Red Oak

Like its many cousins, quartersawn examples display varying amounts of its renowned “ray fleck” patterns. Heartwood is a light to medium brown, commonly with a reddish cast. Nearly white to light brown sapwood is not always sharply demarcated from the heartwood. 


While not a true (Tectona genus) teak, Zambezi Teak shares a similar stability, durability and rot resistance. The heartwood is a reddish-brown color, with prominent, irregular black lines and flecks.  Heartwood is a medium reddish brown, commonly with black streaks. Sharply defined sapwood is a pale pinkish yellow.  

Table Top by Wood Tops

Rose Wood

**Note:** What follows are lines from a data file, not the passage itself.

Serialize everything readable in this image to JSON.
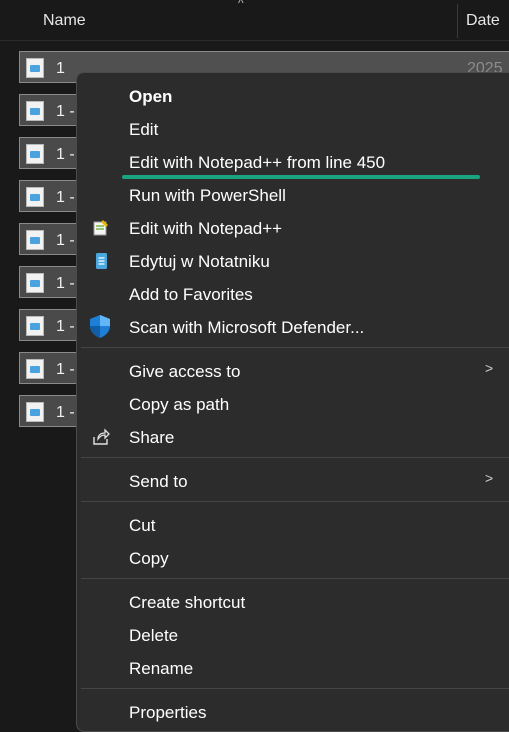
{
  "header": {
    "name_col": "Name",
    "date_col": "Date",
    "sort_caret": "^"
  },
  "files": [
    {
      "name": "1",
      "date": "2025"
    },
    {
      "name": "1 -"
    },
    {
      "name": "1 -"
    },
    {
      "name": "1 -"
    },
    {
      "name": "1 -"
    },
    {
      "name": "1 -"
    },
    {
      "name": "1 -"
    },
    {
      "name": "1 -"
    },
    {
      "name": "1 -"
    }
  ],
  "menu": {
    "open": "Open",
    "edit": "Edit",
    "edit_npp_line": "Edit with Notepad++ from line 450",
    "run_powershell": "Run with PowerShell",
    "edit_npp": "Edit with Notepad++",
    "edit_notepad": "Edytuj w Notatniku",
    "add_favorites": "Add to Favorites",
    "scan_defender": "Scan with Microsoft Defender...",
    "give_access": "Give access to",
    "copy_path": "Copy as path",
    "share": "Share",
    "send_to": "Send to",
    "cut": "Cut",
    "copy": "Copy",
    "create_shortcut": "Create shortcut",
    "delete": "Delete",
    "rename": "Rename",
    "properties": "Properties",
    "chevron": ">"
  },
  "colors": {
    "highlight_underline": "#1aa37f",
    "menu_bg": "#2c2c2c"
  }
}
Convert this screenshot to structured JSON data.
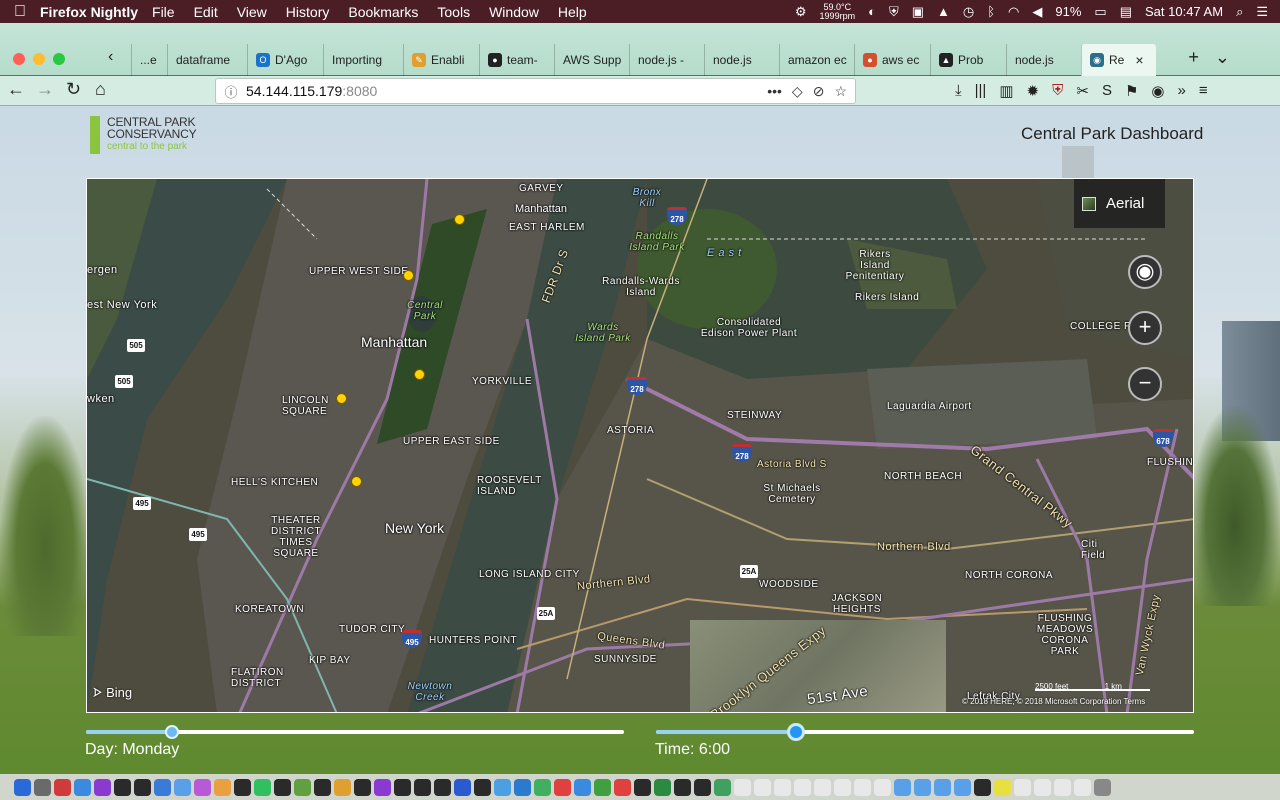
{
  "menubar": {
    "app_name": "Firefox Nightly",
    "menus": [
      "File",
      "Edit",
      "View",
      "History",
      "Bookmarks",
      "Tools",
      "Window",
      "Help"
    ],
    "temperature": "59.0°C",
    "fan_rpm": "1999rpm",
    "battery": "91%",
    "clock": "Sat 10:47 AM"
  },
  "browser": {
    "tabs": [
      {
        "label": "...e",
        "color": "#888",
        "glyph": ""
      },
      {
        "label": "dataframe",
        "color": "#888",
        "glyph": ""
      },
      {
        "label": "D'Ago",
        "color": "#1a73c8",
        "glyph": "O"
      },
      {
        "label": "Importing",
        "color": "#888",
        "glyph": ""
      },
      {
        "label": "Enabli",
        "color": "#e0a030",
        "glyph": "✎"
      },
      {
        "label": "team-",
        "color": "#222",
        "glyph": "●"
      },
      {
        "label": "AWS Supp",
        "color": "#888",
        "glyph": ""
      },
      {
        "label": "node.js -",
        "color": "#888",
        "glyph": ""
      },
      {
        "label": "node.js",
        "color": "#888",
        "glyph": ""
      },
      {
        "label": "amazon ec",
        "color": "#888",
        "glyph": ""
      },
      {
        "label": "aws ec",
        "color": "#d3502e",
        "glyph": "●"
      },
      {
        "label": "Prob",
        "color": "#222",
        "glyph": "▲"
      },
      {
        "label": "node.js",
        "color": "#888",
        "glyph": ""
      },
      {
        "label": "Re",
        "color": "#2d6e8a",
        "glyph": "◉",
        "active": true
      }
    ],
    "url_host": "54.144.115.179",
    "url_port": ":8080"
  },
  "page": {
    "logo_line1": "CENTRAL PARK",
    "logo_line2": "CONSERVANCY",
    "logo_tagline": "central to the park",
    "title": "Central Park Dashboard"
  },
  "map": {
    "style_button": "Aerial",
    "attribution": "Bing",
    "copyright": "© 2018 HERE, © 2018 Microsoft Corporation  Terms",
    "scale_ft": "2500 feet",
    "scale_km": "1 km",
    "labels": {
      "manhattan": "Manhattan",
      "new_york": "New York",
      "central_park": "Central Park",
      "upper_west_side": "UPPER WEST SIDE",
      "lincoln_square": "LINCOLN SQUARE",
      "hells_kitchen": "HELL'S KITCHEN",
      "theater_district": "THEATER DISTRICT TIMES SQUARE",
      "koreatown": "KOREATOWN",
      "kip_bay": "KIP BAY",
      "flatiron": "FLATIRON DISTRICT",
      "tudor_city": "TUDOR CITY",
      "yorkville": "YORKVILLE",
      "upper_east_side": "UPPER EAST SIDE",
      "roosevelt_island": "ROOSEVELT ISLAND",
      "east_harlem": "EAST HARLEM",
      "garvey": "GARVEY",
      "randalls_wards": "Randalls-Wards Island",
      "wards_park": "Wards Island Park",
      "randalls_park": "Randalls Island Park",
      "bronx_kill": "Bronx Kill",
      "rikers": "Rikers Island",
      "rikers_pen": "Rikers Island Penitentiary",
      "consolidated_edison": "Consolidated Edison Power Plant",
      "laguardia": "Laguardia Airport",
      "astoria": "ASTORIA",
      "steinway": "STEINWAY",
      "north_beach": "NORTH BEACH",
      "st_michaels": "St Michaels Cemetery",
      "woodside": "WOODSIDE",
      "jackson_heights": "JACKSON HEIGHTS",
      "north_corona": "NORTH CORONA",
      "flushing_meadows": "FLUSHING MEADOWS CORONA PARK",
      "long_island_city": "LONG ISLAND CITY",
      "hunters_point": "HUNTERS POINT",
      "sunnyside": "SUNNYSIDE",
      "newtown_creek": "Newtown Creek",
      "college_point": "COLLEGE POINT",
      "flushing": "FLUSHING",
      "citi_field": "Citi Field",
      "grand_central": "Grand Central Pkwy",
      "northern_blvd": "Northern Blvd",
      "astoria_blvd": "Astoria Blvd S",
      "fdr": "FDR Dr S",
      "east_river": "E a s t",
      "new_york_st": "est New York",
      "bergen": "ergen",
      "hoboken": "wken",
      "lefrak": "Lefrak City",
      "queens_blvd": "Queens Blvd",
      "van_wyck": "Van Wyck Expy",
      "brooklyn_queens": "Brooklyn Queens Expy",
      "ave51": "51st Ave"
    }
  },
  "controls": {
    "day_label": "Day: Monday",
    "time_label": "Time: 6:00",
    "day_value": 0.16,
    "time_value": 0.26
  }
}
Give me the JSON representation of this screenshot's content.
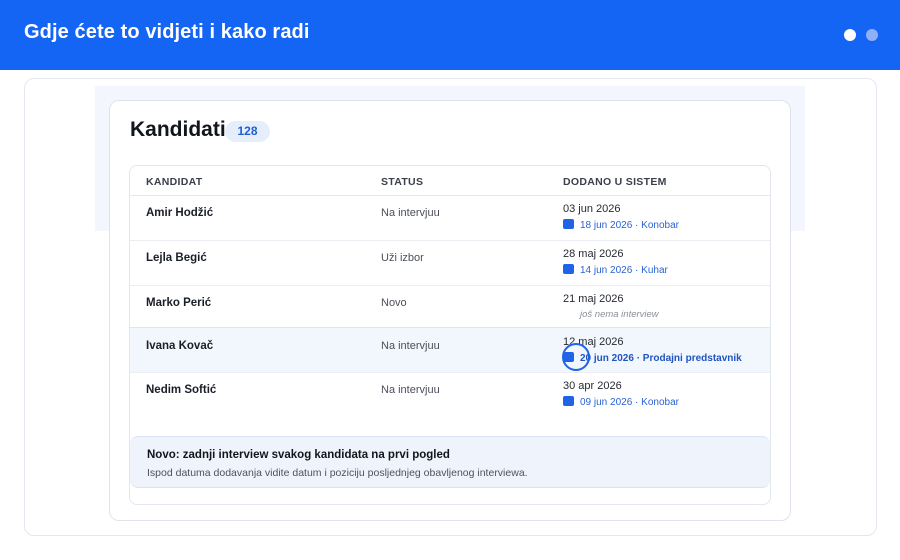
{
  "header": {
    "title": "Gdje ćete to vidjeti i kako radi"
  },
  "page": {
    "heading": "Kandidati",
    "count": "128"
  },
  "table": {
    "columns": [
      "KANDIDAT",
      "STATUS",
      "DODANO U SISTEM"
    ],
    "rows": [
      {
        "name": "Amir Hodžić",
        "status": "Na intervjuu",
        "added": "03 jun 2026",
        "interview": "18 jun 2026 · Konobar"
      },
      {
        "name": "Lejla Begić",
        "status": "Uži izbor",
        "added": "28 maj 2026",
        "interview": "14 jun 2026 · Kuhar"
      },
      {
        "name": "Marko Perić",
        "status": "Novo",
        "added": "21 maj 2026",
        "no_interview": "još nema interview"
      },
      {
        "name": "Ivana Kovač",
        "status": "Na intervjuu",
        "added": "12 maj 2026",
        "interview": "20 jun 2026 · Prodajni predstavnik"
      },
      {
        "name": "Nedim Softić",
        "status": "Na intervjuu",
        "added": "30 apr 2026",
        "interview": "09 jun 2026 · Konobar"
      }
    ]
  },
  "notice": {
    "title": "Novo: zadnji interview svakog kandidata na prvi pogled",
    "desc": "Ispod datuma dodavanja vidite datum i poziciju posljednjeg obavljenog interviewa."
  },
  "colors": {
    "brand": "#1565f5",
    "accent": "#1f63e8"
  }
}
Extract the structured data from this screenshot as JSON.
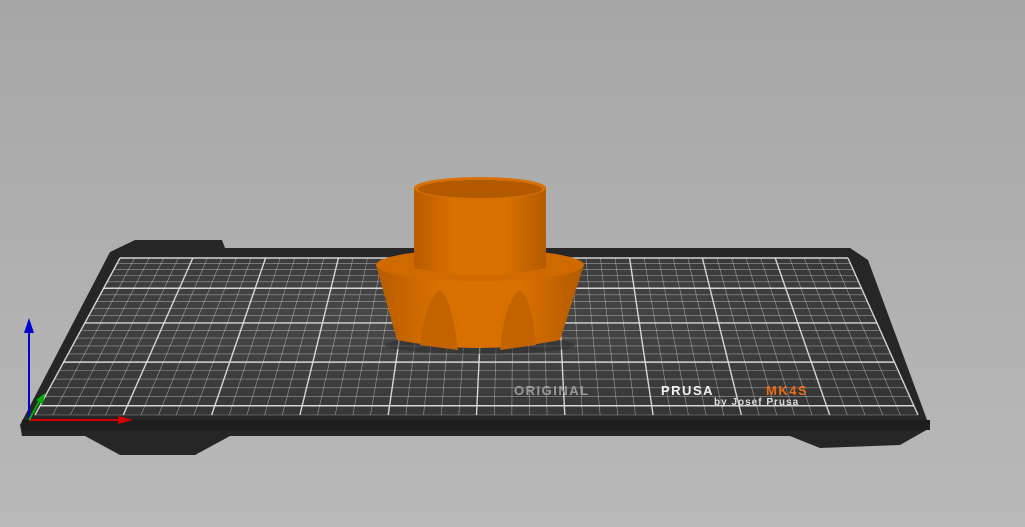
{
  "viewport": {
    "bed_logo": {
      "brand_prefix": "ORIGINAL",
      "brand_name": "PRUSA",
      "model": "MK4S",
      "subtitle": "by Josef Prusa"
    },
    "colors": {
      "background_top": "#a6a6a6",
      "background_bottom": "#b9b9b9",
      "bed": "#2b2b2b",
      "bed_surface": "#3d3d3d",
      "grid": "#e6e6e6",
      "object": "#d56d00",
      "object_shadow": "#a85500",
      "axis_x": "#d00000",
      "axis_y": "#00b000",
      "axis_z": "#0000d0",
      "logo_model": "#ec6b16"
    }
  }
}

African Rosewood is a species from the same genus as Bubinga (Guibourtia), which has led to Bubinga often mistakenly being referred to as “African Rosewood.” Though obviously not a true rosewood, it does often bear aesthetic similarities.  

Table Top by Wood Tops

Sapele Mahogany

Sapele is an economically-important wood to the continent of Africa, and one that continues to grow in popularity in other industries beyond veneer mills, here in the US. It is commonly used as a substitute for Genuine Mahogany — also belonging to the Meliaceae family — and it, too, is considered moderately durable and stable. Heartwood is a golden to dark reddish brown. Color tends to darken with age. 

Table Top by Wood Tops


The wooden sleeper is made from a variety of softwood and hardwoods timbers, oak, jarrah and karri being popular hardwoods, hardwood railway sleepers are generally much more durable and naturally longer lasting. The wood cracks and bursts.

White Oak

White Oak has long been considered one of the preeminent hardwoods of Central & Eastern America. The trees commonly live for hundreds of years, if left undisturbed.  Has a light to medium brown color, though there can be a fair amount of variation in color. 

Yellow Wood

Yellow wood is an even-grained, lightweight South African wood that has been used historically for hundreds of years, and a variety of purposes. It was extensively used in railway sleepers, as well as in multiple phases of construction.